We saw multiple neighbors running towards a big building of soldiers' barracks nearby. We quickly parked, jumped out of the van, and joined them as a soldier waved us into the concrete room on the first floor. The first thing the kids noticed was that the multiple families in the room all had their dogs with them. We did not. All 3 of our children begged us to go back and get our dogs. Of course, we could not. There was no time. Our 15 minutes until impact was quickly expiring. Any second now we would hear and feel the blast. Upon entering the room, I became teary eyed as the seriousness of the situation hit me, and I realized this might be real afterall. The mood was somber, but all I could say was, "This can't be real. This can't be real."
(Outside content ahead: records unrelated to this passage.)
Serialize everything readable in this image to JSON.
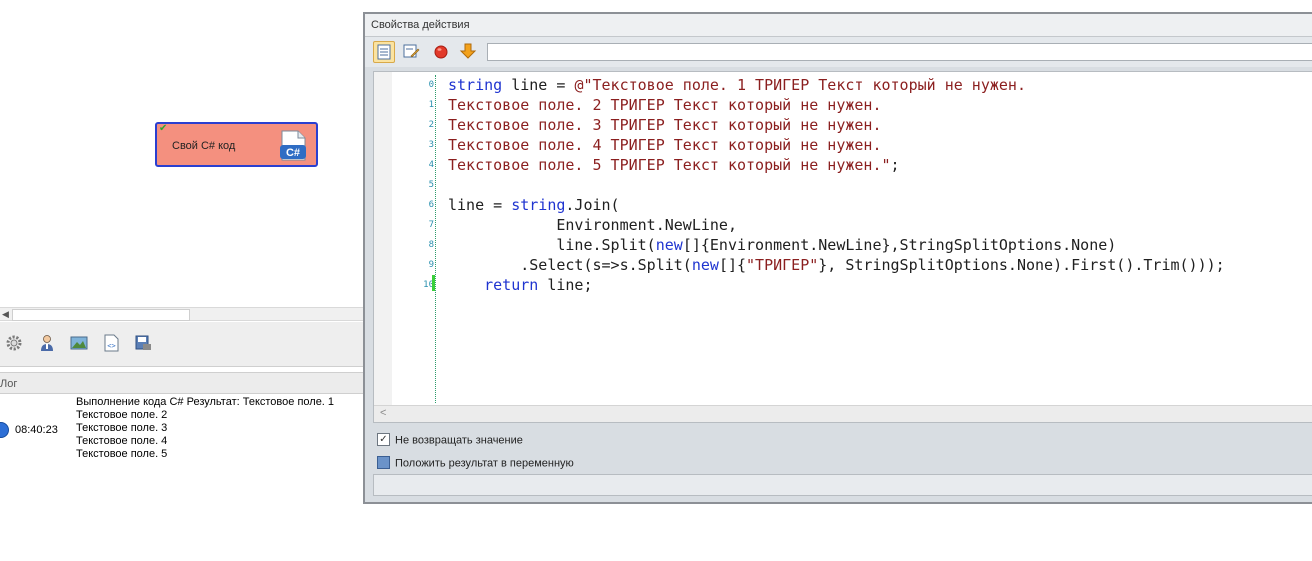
{
  "node": {
    "label": "Свой C# код",
    "icon": "csharp-file-icon",
    "status_icon": "checkmark-icon",
    "badge_text": "C#"
  },
  "left_toolbar": {
    "icons": [
      "gear-icon",
      "user-icon",
      "image-icon",
      "script-icon",
      "save-icon"
    ]
  },
  "log": {
    "title": "Лог",
    "time": "08:40:23",
    "message_lines": [
      "Выполнение кода C#  Результат: Текстовое поле. 1",
      "Текстовое поле. 2",
      "Текстовое поле. 3",
      "Текстовое поле. 4",
      "Текстовое поле. 5"
    ]
  },
  "dialog": {
    "title": "Свойства действия",
    "toolbar_icons": [
      "list-icon",
      "edit-icon",
      "stop-icon",
      "down-arrow-icon"
    ],
    "toolbar_input_value": "",
    "code_lines": [
      [
        [
          "kw",
          "string"
        ],
        [
          "pl",
          " line = "
        ],
        [
          "st",
          "@\"Текстовое поле. 1 ТРИГЕР Текст который не нужен."
        ]
      ],
      [
        [
          "st",
          "Текстовое поле. 2 ТРИГЕР Текст который не нужен."
        ]
      ],
      [
        [
          "st",
          "Текстовое поле. 3 ТРИГЕР Текст который не нужен."
        ]
      ],
      [
        [
          "st",
          "Текстовое поле. 4 ТРИГЕР Текст который не нужен."
        ]
      ],
      [
        [
          "st",
          "Текстовое поле. 5 ТРИГЕР Текст который не нужен.\""
        ],
        [
          "pl",
          ";"
        ]
      ],
      [],
      [
        [
          "pl",
          "line = "
        ],
        [
          "kw",
          "string"
        ],
        [
          "pl",
          ".Join("
        ]
      ],
      [
        [
          "pl",
          "            Environment.NewLine,"
        ]
      ],
      [
        [
          "pl",
          "            line.Split("
        ],
        [
          "kw",
          "new"
        ],
        [
          "pl",
          "[]{Environment.NewLine},StringSplitOptions.None)"
        ]
      ],
      [
        [
          "pl",
          "        .Select(s=>s.Split("
        ],
        [
          "kw",
          "new"
        ],
        [
          "pl",
          "[]{"
        ],
        [
          "st",
          "\"ТРИГЕР\""
        ],
        [
          "pl",
          "}, StringSplitOptions.None).First().Trim()));"
        ]
      ],
      [
        [
          "kw",
          "    return"
        ],
        [
          "pl",
          " line;"
        ]
      ]
    ],
    "line_numbers": [
      "0",
      "1",
      "2",
      "3",
      "4",
      "5",
      "6",
      "7",
      "8",
      "9",
      "10"
    ],
    "hscroll_arrow": "<",
    "option_no_return": {
      "label": "Не возвращать значение",
      "checked": true
    },
    "option_put_var": {
      "label": "Положить результат в переменную",
      "checked": false
    },
    "result_value": ""
  },
  "colors": {
    "keyword": "#1f34d0",
    "string": "#8b1f1f",
    "node_fill": "#f4907f",
    "node_border": "#2a3fd0",
    "line_number": "#2b91af"
  }
}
I saw a soldier filling a huge jug full of water. Prepared families had backpacks full of emergency supplies. We did not. My kids kept reminding me that we left our dogs behind. My conscience was filling with guilt and worry. As the minutes crept by, people were quiet. The women and children were in their pajamas. People held their dogs tight so that the dogs did not get out of control with each other. The younger children played innocently with the few toys they brought, clueless to what was happening. Older children wore the worry on their faces. The men, all active duty soldiers, answered their phones that were ringing off the hook from their commanders and fellow soldiers. The women were very quiet, waiting for what was to come. Every minute was an eternity, not knowing how long we would be in there and what the world would look like whenever, if ever, we were able to leave...
Then suddenly, to everyone's relief, one of the men announced, "False alarm, Guys! False alarm. There is no missile!" The tension in the room suddenly dissipated as if someone had popped our balloon of stress. We filed out of the concrete makeshift "safe room" and all went home. We went on with our normally scheduled day as if nothing had ever happened, but something did. The reality of it all never left our minds. Everyone who experienced the "missile that never was" carried the worry for the rest of the day or longer. We can't get it off our minds. It's still there. It was stressful. It was surreal. It left us feeling helpless. But it left us with something else as well... the desire to be more prepared. I hope we never have to experience anything close to that again. But if we do, you better believe we will have flashlights, food, water, first aid kits, and a good idea of where to go at the ready. "The missile that never was" was actually a huge wakeup call, and I am listening.